[Opening Data to examine section]

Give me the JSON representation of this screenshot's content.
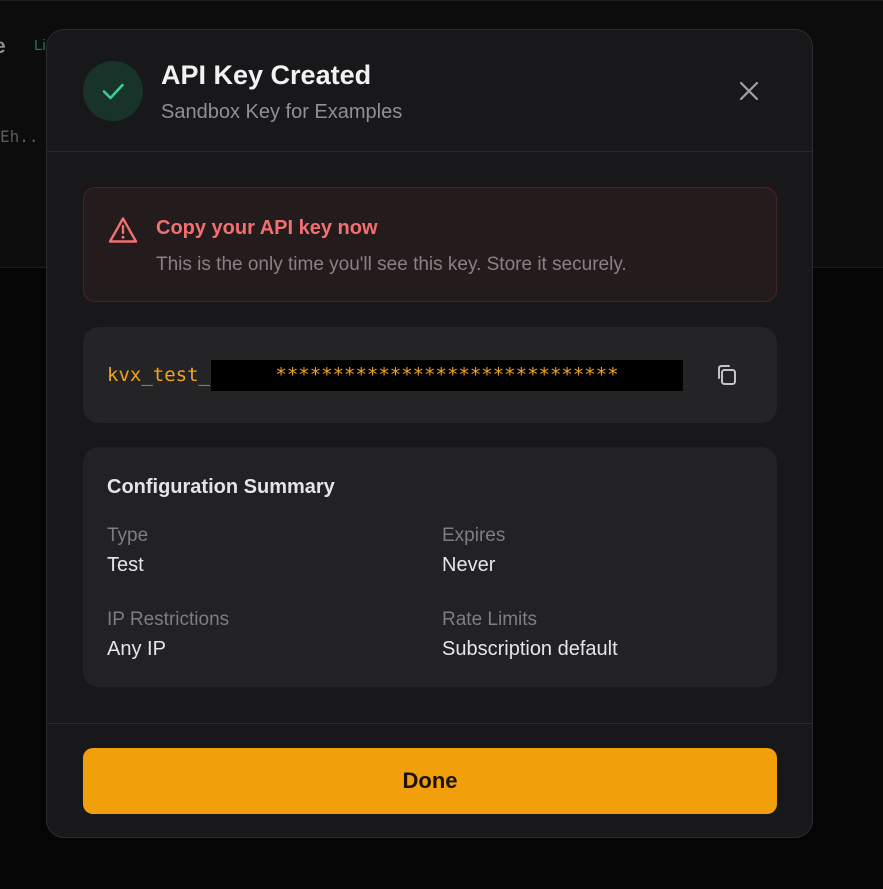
{
  "background": {
    "title_fragment": "e",
    "badge_fragment": "Li",
    "text_fragment": "Eh.."
  },
  "modal": {
    "title": "API Key Created",
    "subtitle": "Sandbox Key for Examples",
    "icons": {
      "status": "check-icon",
      "close": "close-icon",
      "warning": "warning-triangle-icon",
      "copy": "copy-icon"
    },
    "warning": {
      "title": "Copy your API key now",
      "text": "This is the only time you'll see this key. Store it securely."
    },
    "key": {
      "prefix": "kvx_test_",
      "masked": "******************************"
    },
    "summary": {
      "title": "Configuration Summary",
      "fields": [
        {
          "label": "Type",
          "value": "Test"
        },
        {
          "label": "Expires",
          "value": "Never"
        },
        {
          "label": "IP Restrictions",
          "value": "Any IP"
        },
        {
          "label": "Rate Limits",
          "value": "Subscription default"
        }
      ]
    },
    "done_label": "Done"
  },
  "colors": {
    "accent": "#f29f0c",
    "success": "#3ecf8e",
    "danger": "#f26f72",
    "modal_bg": "#18181a"
  }
}
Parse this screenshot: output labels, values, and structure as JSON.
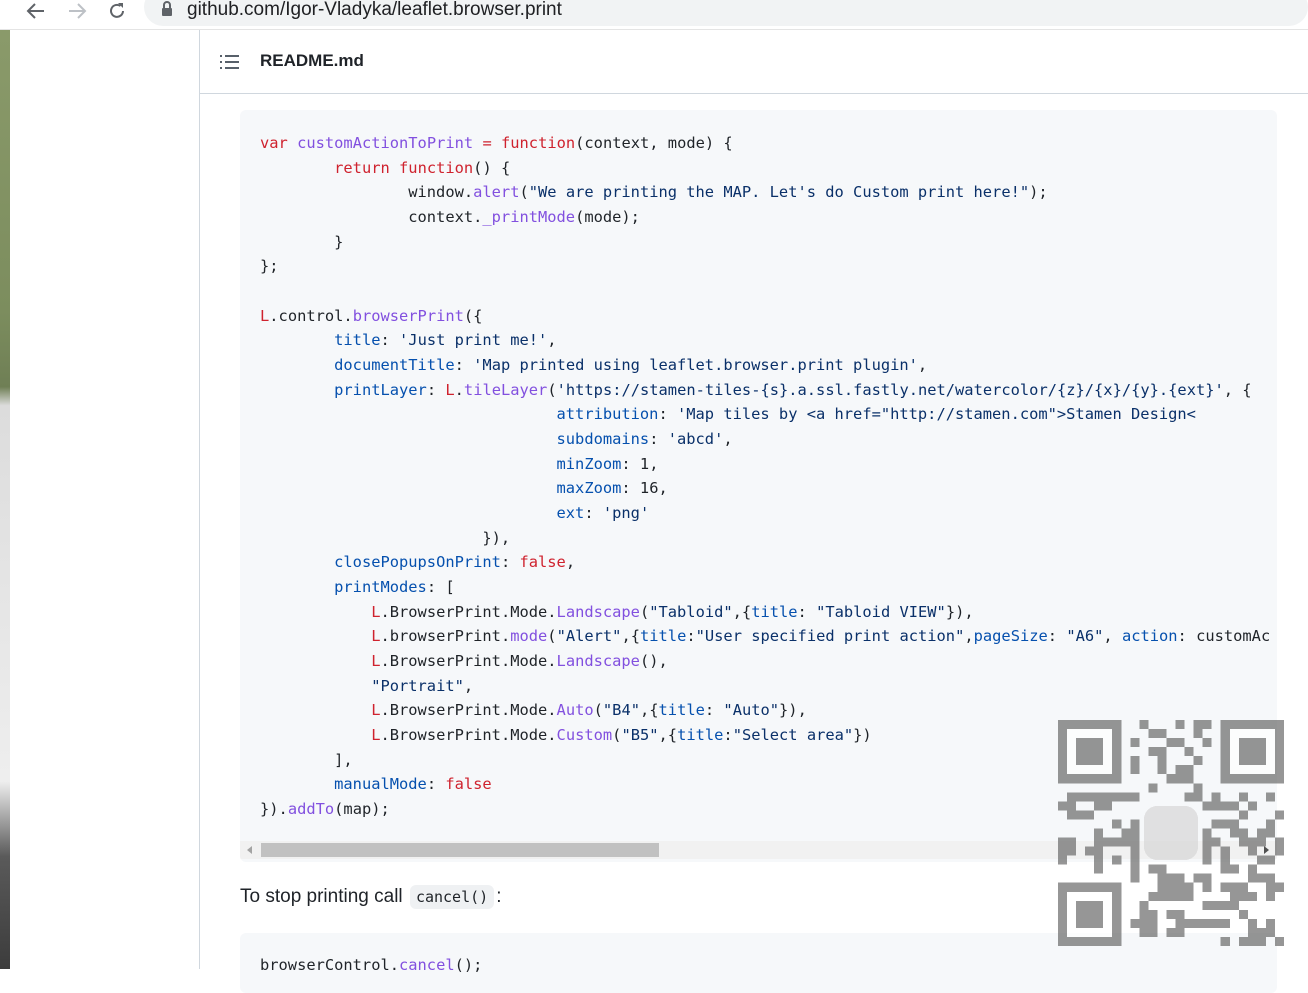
{
  "browser": {
    "url": "github.com/Igor-Vladyka/leaflet.browser.print"
  },
  "readme": {
    "title": "README.md"
  },
  "code_lines": [
    "var customActionToPrint = function(context, mode) {",
    "        return function() {",
    "                window.alert(\"We are printing the MAP. Let's do Custom print here!\");",
    "                context._printMode(mode);",
    "        }",
    "};",
    "",
    "L.control.browserPrint({",
    "        title: 'Just print me!',",
    "        documentTitle: 'Map printed using leaflet.browser.print plugin',",
    "        printLayer: L.tileLayer('https://stamen-tiles-{s}.a.ssl.fastly.net/watercolor/{z}/{x}/{y}.{ext}', {",
    "                                attribution: 'Map tiles by <a href=\"http://stamen.com\">Stamen Design<",
    "                                subdomains: 'abcd',",
    "                                minZoom: 1,",
    "                                maxZoom: 16,",
    "                                ext: 'png'",
    "                        }),",
    "        closePopupsOnPrint: false,",
    "        printModes: [",
    "            L.BrowserPrint.Mode.Landscape(\"Tabloid\",{title: \"Tabloid VIEW\"}),",
    "            L.browserPrint.mode(\"Alert\",{title:\"User specified print action\",pageSize: \"A6\", action: customAc",
    "            L.BrowserPrint.Mode.Landscape(),",
    "            \"Portrait\",",
    "            L.BrowserPrint.Mode.Auto(\"B4\",{title: \"Auto\"}),",
    "            L.BrowserPrint.Mode.Custom(\"B5\",{title:\"Select area\"})",
    "        ],",
    "        manualMode: false",
    "}).addTo(map);"
  ],
  "paragraph": {
    "text": "To stop printing call",
    "code": "cancel()",
    "suffix": ":"
  },
  "code2_line": "browserControl.cancel();",
  "colors": {
    "keyword": "#cf222e",
    "function": "#8250df",
    "property": "#0550ae",
    "string": "#0a3069",
    "code_bg": "#f6f8fa"
  },
  "icons": [
    "back-arrow-icon",
    "forward-arrow-icon",
    "reload-icon",
    "lock-icon",
    "list-icon",
    "qr-code-icon"
  ]
}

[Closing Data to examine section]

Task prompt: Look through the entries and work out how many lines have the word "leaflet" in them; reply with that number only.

Response for this exercise: 2